What is being asked — Look through the records, and whenever a line includes the word "Databases", copy it.

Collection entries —
* * *

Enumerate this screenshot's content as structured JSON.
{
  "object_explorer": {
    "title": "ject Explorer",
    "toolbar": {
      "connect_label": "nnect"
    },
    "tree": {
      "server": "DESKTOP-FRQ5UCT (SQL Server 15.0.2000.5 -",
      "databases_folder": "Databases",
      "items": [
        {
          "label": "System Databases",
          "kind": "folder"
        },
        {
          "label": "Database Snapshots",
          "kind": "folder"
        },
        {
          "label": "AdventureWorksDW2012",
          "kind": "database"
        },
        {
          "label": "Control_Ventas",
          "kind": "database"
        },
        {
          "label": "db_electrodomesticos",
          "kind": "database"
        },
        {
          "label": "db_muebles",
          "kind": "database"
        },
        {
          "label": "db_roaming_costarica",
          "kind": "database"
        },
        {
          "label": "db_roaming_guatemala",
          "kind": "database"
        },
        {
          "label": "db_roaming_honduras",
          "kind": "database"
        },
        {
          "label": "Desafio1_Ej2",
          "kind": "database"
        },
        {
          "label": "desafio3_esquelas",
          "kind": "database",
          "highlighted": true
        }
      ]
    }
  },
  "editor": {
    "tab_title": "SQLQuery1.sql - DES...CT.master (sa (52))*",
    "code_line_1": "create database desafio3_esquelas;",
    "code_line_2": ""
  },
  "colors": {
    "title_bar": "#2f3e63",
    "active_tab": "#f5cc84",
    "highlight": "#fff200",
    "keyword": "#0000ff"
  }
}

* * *

Exercise answer —
      "databases_folder": "Databases",
          "label": "System Databases",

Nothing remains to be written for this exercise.